TIME: Wednesday, May 23, 11:35 a.m., Room ACC 02
NASA-led field campaigns have observed highly variable levels of ozone throughout the lower atmosphere. Researchers will show how this variability is due to complex interactions between weather and chemistry and natural and human-made contributions to ozone.
Linking Aerosol Source Activities to Present and Future Climate Effects
TIME: Thursday, May 24, 5:00 p.m., Room ACC 03
NASA's Dorothy Koch discusses a global model to connect specific aerosol emission sectors (transport, power, industry, residential, biomass burning) to climate effects for recent and future special reports on emission scenarios from the Intergovernmental Panel on Climate Change.
A Trend in the Northward Transport of Saharan Dust and its Links to the Trend in North Atlantic Tropical Cyclone Energy
TIME: Friday, May 25, 12:05 p.m., Room ACC 02
NASA computer simulations show how a decline in Saharan dust during the past two decades, combined with warming sea surface temperatures related to the Atlantic Multidecadal Oscillation, may be working in concert to increase tropical cyclone formation in the Atlantic.
The Role of Irrigation in North American Hydroclimates
TIME: Friday, May 25, 3:15 p.m., Room ACC 05
Researchers will discuss new insights in improving weather and climate predictions by including land irrigation in operational prediction systems, using advanced computer simulations.

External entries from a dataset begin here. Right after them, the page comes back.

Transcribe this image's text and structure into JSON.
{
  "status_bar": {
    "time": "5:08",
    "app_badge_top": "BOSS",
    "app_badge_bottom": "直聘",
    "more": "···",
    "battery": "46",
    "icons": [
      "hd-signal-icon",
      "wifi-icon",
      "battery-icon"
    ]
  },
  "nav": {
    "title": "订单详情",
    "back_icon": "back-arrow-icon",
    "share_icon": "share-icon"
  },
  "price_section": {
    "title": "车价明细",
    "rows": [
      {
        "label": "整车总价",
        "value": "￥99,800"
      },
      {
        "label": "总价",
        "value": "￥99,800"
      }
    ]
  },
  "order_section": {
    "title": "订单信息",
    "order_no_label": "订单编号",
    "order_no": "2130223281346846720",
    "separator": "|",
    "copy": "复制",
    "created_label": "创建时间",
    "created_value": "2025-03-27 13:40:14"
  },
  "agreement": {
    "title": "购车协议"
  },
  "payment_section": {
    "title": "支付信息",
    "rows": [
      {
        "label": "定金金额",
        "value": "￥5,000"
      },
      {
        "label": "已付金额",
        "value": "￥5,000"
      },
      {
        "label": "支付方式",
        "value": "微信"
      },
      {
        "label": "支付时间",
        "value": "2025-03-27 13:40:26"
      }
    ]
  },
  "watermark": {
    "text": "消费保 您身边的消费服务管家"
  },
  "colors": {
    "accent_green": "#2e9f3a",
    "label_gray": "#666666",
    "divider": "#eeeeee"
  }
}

Drought, Wetland and Flood Monitoring with Satellite Scatterometer
TIME: Friday, May 25, 3:20 p.m., Room ACC 01
NASA's QuikScat satellite detects surface soil moisture changes and corresponding changes in vegetation. Scientists will show how QuikScat data are being used to monitor droughts, wetlands and floods.
Mechanistic Response of Terrestrial Plant Productivity and Surface Energy Budget to Routine Aerosol Loading over the Eastern United States
TIME: Friday, May 25, 4:35 p.m., Room ACC 02
Aerosols created from air pollution and other human-made and natural sources can act to cool or warm Earth. Researchers will present findings suggesting that moderate air pollution may help reduce greenhouse warming by trapping more carbon dioxide in forests.
+ 2007 Joint Assembly Meeting